Adults are often diagnosed with bruxism, or grinding their teeth at night. Following is an article that Dr. Holleron found recently related to bruxism in children. His comments on the article can follow.
The actual numbers of kids that grind their teeth while sleeping has been established and it is 36.8% for pre-schoolers and 49.6% for first graders. There have been many theories over the years as to what causes this phenomenon and now more details are coming out.
We used to think that children with breathing problems were the ones that ground their teeth, then we thought that is was a normal occurrence for young children to grind their teeth at night. This study suggests some “associations” between grinding in children and other issues i.e. internalizing behaviors, being withdrawn or somatic complaints, and other health issues. The interesting word here is an “association.” The authors found that children that grind tend to have some other medical issues, the question is, are these cause and affect or simple associations.
The example that I often use is people with creased earlobes have a higher incidence of cardiac problems than the general population, but is the creased earlobe the cause of the cardiac problem? Not likely.
So this article is a nice step in the right direction, but certainly more research needs to be done.

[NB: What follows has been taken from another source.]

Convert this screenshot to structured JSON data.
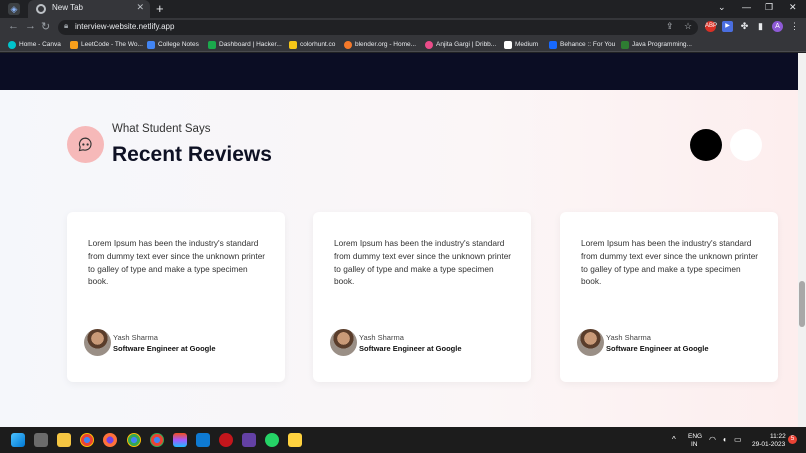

In addition we do not treat young people with “biteguards” to be worn at night because they may limit jaw growth, so there often is moderate wear to young kid’s dentitions in those kids that do grind at night.